Inside, the space has been transformed with a new atrium, simulated GP consultation rooms, light and spacious social learning spaces and a café with indoor and outdoor seating. The space which once housed the giant printing press is now home to a stunning new anatomy suite with high-tech equipment for students to learn about the human body and perform procedures in a controlled environment. The new facilities complement the existing clinical simulation suite at St John’s Campus.
Professor David Green CBE DL, Vice Chancellor and Chief Executive at the University, said: “We are delighted that this new facility is complete and ready for use by our health students, including our new medical students starting in September. I would like to express my sincere thanks to all the partners who have supported us, including the Clive Richards Foundation, the Kildare Trust, our local NHS partners, Worcester Town’s Fund and the office for Students.”
Professor Sally Moyle, Pro Vice Chancellor Health and Science, said up to 1,500 health students would be using the new building each week.
“These students, studying nursing, medicine, midwifery, physiotherapy, occupational therapy, paramedicine and more will be the backbone of tomorrow’s NHS,” she said. “The University has been investing in high quality health courses for over 20 years because we know just how badly the country needs these graduates.”
In keeping with the University’s commitment to sustainability, the refurbishment has been completed to outstanding environmental specifications, achieving a Gold SKA environmental rating from the Royal Institution of Chartered Surveyors. The gold-coloured inert copper alloy cladding the exterior is an efficient, long lasting-material providing a weather tight covering to a thick layer of insulation making the building inexpensive to heat or to cool depending on the season.
Erik Dirdal, Civil and Structural Engineering Director at BDP, said: “This project is an excellent example of how careful repurposing and retrofitting of existing buildings can provide state-of-the-art, sustainable and accessible new facilities that, in this case, will educate students for generations to come.
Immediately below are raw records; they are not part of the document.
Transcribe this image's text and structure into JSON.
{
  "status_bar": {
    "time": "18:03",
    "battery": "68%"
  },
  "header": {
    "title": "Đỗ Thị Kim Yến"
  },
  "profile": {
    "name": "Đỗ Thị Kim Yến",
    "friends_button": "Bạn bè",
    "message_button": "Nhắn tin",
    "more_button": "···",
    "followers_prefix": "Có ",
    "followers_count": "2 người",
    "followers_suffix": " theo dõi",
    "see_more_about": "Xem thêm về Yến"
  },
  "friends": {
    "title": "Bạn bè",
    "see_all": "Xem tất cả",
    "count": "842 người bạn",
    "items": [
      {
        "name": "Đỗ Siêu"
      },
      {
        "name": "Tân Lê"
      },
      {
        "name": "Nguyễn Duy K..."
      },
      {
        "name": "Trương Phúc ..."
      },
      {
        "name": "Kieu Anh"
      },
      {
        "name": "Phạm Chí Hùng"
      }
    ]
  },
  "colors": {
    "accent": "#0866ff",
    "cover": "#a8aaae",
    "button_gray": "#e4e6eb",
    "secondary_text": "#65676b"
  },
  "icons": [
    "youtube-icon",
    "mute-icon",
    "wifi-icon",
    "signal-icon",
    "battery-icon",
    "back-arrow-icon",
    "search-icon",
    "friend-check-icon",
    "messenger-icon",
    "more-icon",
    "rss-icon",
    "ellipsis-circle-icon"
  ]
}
By taking this approach, we avoided the need for significant carbon-intensive demolition work and ensured this iconic building provides a lasting legacy for the university.”
The building forms part of the University’s new Severn Campus for Health, Wellbeing and Inclusive Sport, which has seen the University regenerate a largely derelict riverside industrial estate.
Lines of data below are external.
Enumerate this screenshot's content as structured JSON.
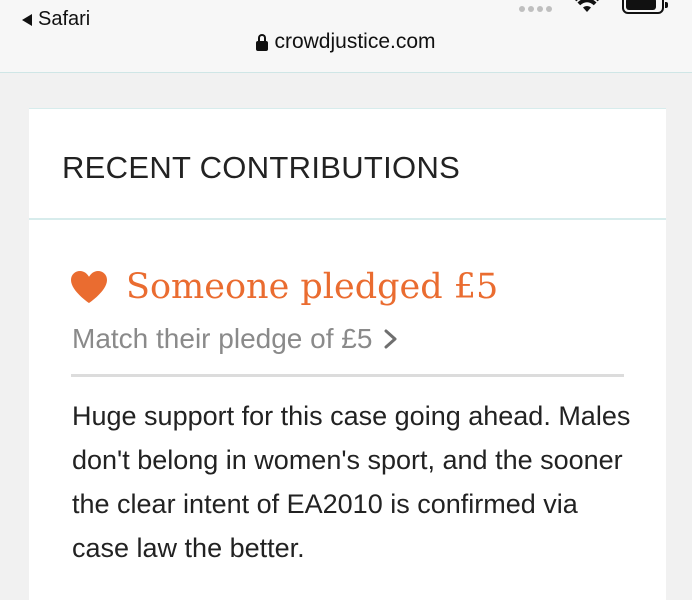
{
  "status_bar": {
    "back_app_label": "Safari"
  },
  "browser": {
    "url": "crowdjustice.com"
  },
  "contributions": {
    "section_title": "RECENT CONTRIBUTIONS",
    "items": [
      {
        "pledge_text": "Someone pledged £5",
        "match_link_text": "Match their pledge of £5",
        "comment": "Huge support for this case going ahead. Males don't belong in women's sport, and the sooner the clear intent of EA2010 is confirmed via case law the better."
      }
    ]
  },
  "colors": {
    "accent": "#ea6c30",
    "muted_text": "#8a8a8a",
    "divider": "#dcdcdc",
    "card_border": "#d7ecec"
  },
  "icons": {
    "back": "back-triangle-icon",
    "lock": "lock-icon",
    "heart": "heart-icon",
    "chevron": "chevron-right-icon",
    "wifi": "wifi-icon",
    "battery": "battery-icon"
  }
}
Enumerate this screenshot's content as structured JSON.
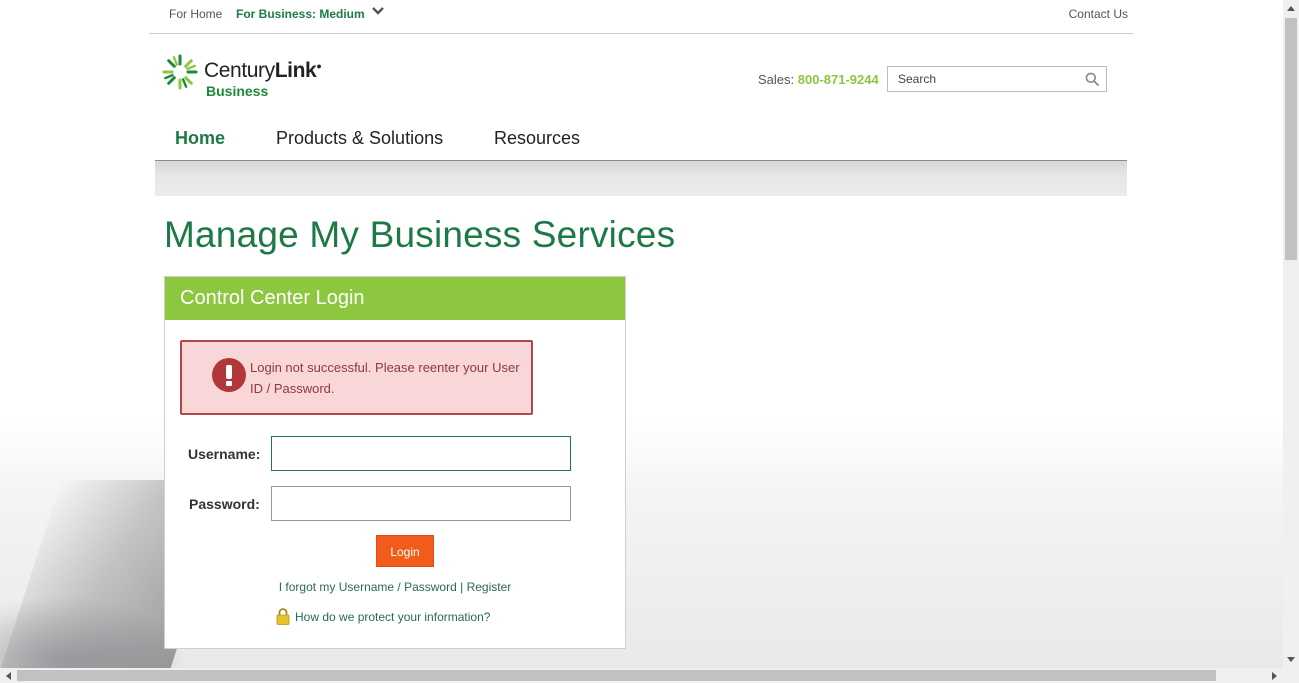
{
  "utility": {
    "for_home": "For Home",
    "for_business": "For Business: Medium",
    "contact_us": "Contact Us"
  },
  "brand": {
    "name_regular": "Century",
    "name_bold": "Link",
    "sub": "Business",
    "green": "#1d7a46",
    "lime": "#8dc63f"
  },
  "header": {
    "sales_label": "Sales:",
    "sales_phone": "800-871-9244",
    "search_placeholder": "Search"
  },
  "nav": {
    "items": [
      {
        "label": "Home",
        "active": true
      },
      {
        "label": "Products & Solutions",
        "active": false
      },
      {
        "label": "Resources",
        "active": false
      }
    ]
  },
  "page": {
    "title": "Manage My Business Services"
  },
  "login": {
    "panel_title": "Control Center Login",
    "error_message": "Login not successful. Please reenter your User ID / Password.",
    "username_label": "Username:",
    "username_value": "",
    "password_label": "Password:",
    "password_value": "",
    "login_button": "Login",
    "forgot_link": "I forgot my Username / Password",
    "separator": "|",
    "register_link": "Register",
    "protect_link": "How do we protect your information?",
    "button_color": "#f25c1a",
    "error_color": "#b03838"
  }
}
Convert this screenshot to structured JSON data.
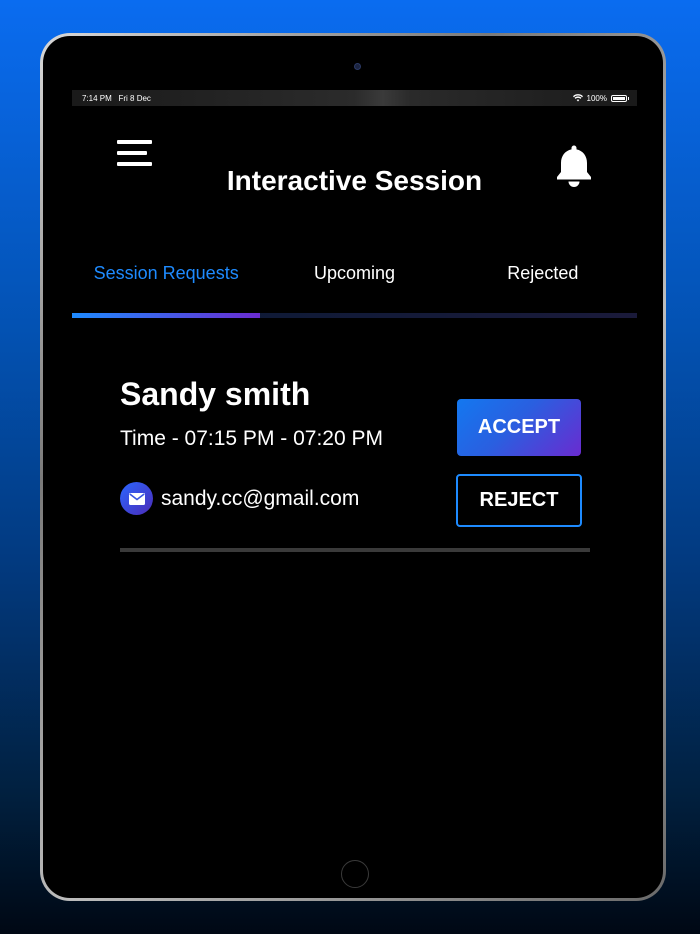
{
  "status_bar": {
    "time": "7:14 PM",
    "date": "Fri 8 Dec",
    "battery": "100%"
  },
  "header": {
    "title": "Interactive Session",
    "menu_icon": "hamburger-menu-icon",
    "bell_icon": "bell-icon"
  },
  "tabs": [
    {
      "label": "Session Requests",
      "active": true
    },
    {
      "label": "Upcoming",
      "active": false
    },
    {
      "label": "Rejected",
      "active": false
    }
  ],
  "request": {
    "name": "Sandy smith",
    "time": "Time - 07:15 PM - 07:20 PM",
    "email": "sandy.cc@gmail.com",
    "accept_label": "ACCEPT",
    "reject_label": "REJECT"
  },
  "colors": {
    "accent": "#1e8bff",
    "accent_purple": "#6a2bd0",
    "background": "#000000"
  }
}
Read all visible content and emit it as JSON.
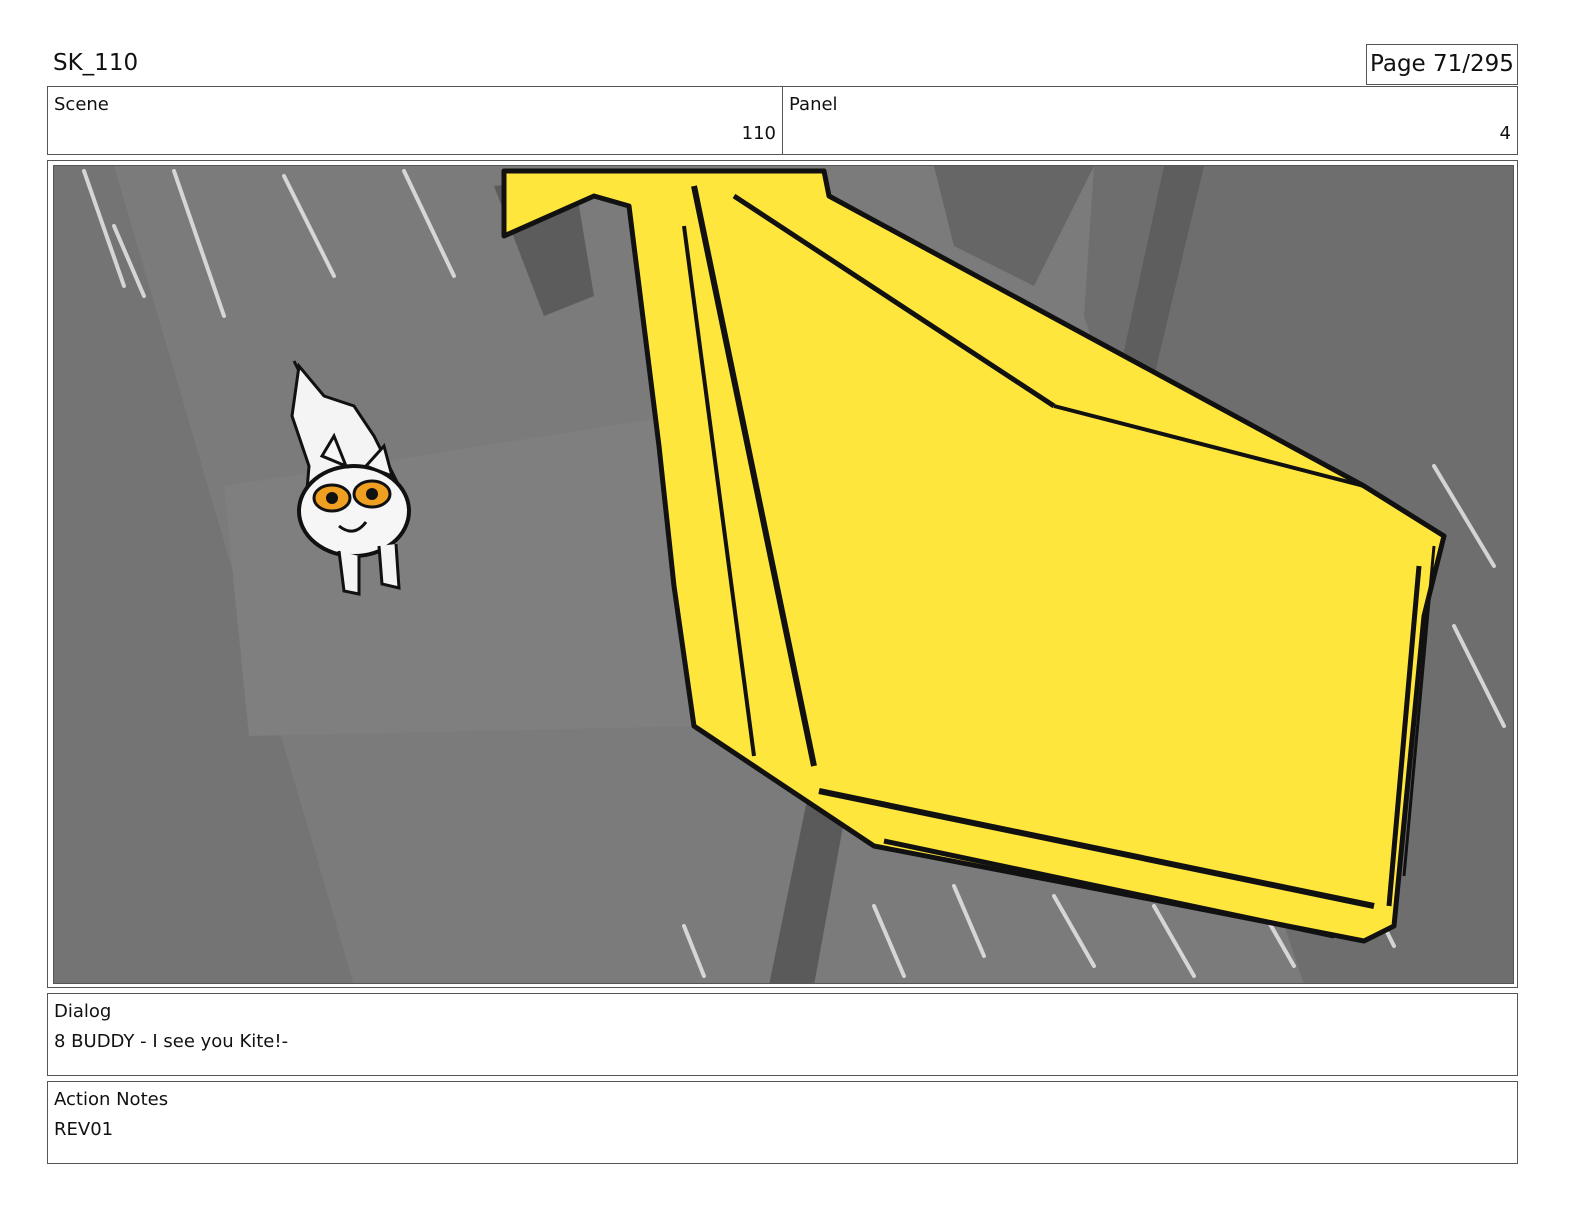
{
  "header": {
    "sheet_title": "SK_110",
    "page_label": "Page 71/295"
  },
  "scene": {
    "label": "Scene",
    "value": "110"
  },
  "panel": {
    "label": "Panel",
    "value": "4"
  },
  "dialog": {
    "label": "Dialog",
    "text": "8 BUDDY - I see you Kite!-"
  },
  "action_notes": {
    "label": "Action Notes",
    "text": "REV01"
  },
  "colors": {
    "background_gray": "#7a7a7a",
    "kite_yellow": "#ffe63c",
    "outline_black": "#111111",
    "eye_orange": "#f0a020"
  }
}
Further exciting developments on the new campus are planned, including the world’s first inclusive cricket centre in partnership with the England and Wales Cricket Board, while a further building for teaching the ever-expanding number of health students at the University is also planned for construction in 2024.
The whole campus is being opened up with new cycle and pedestrian facilities, car parking and 100 electric vehicle points which are all available for public use, as is the café in the Elizabeth Garrett Anderson building.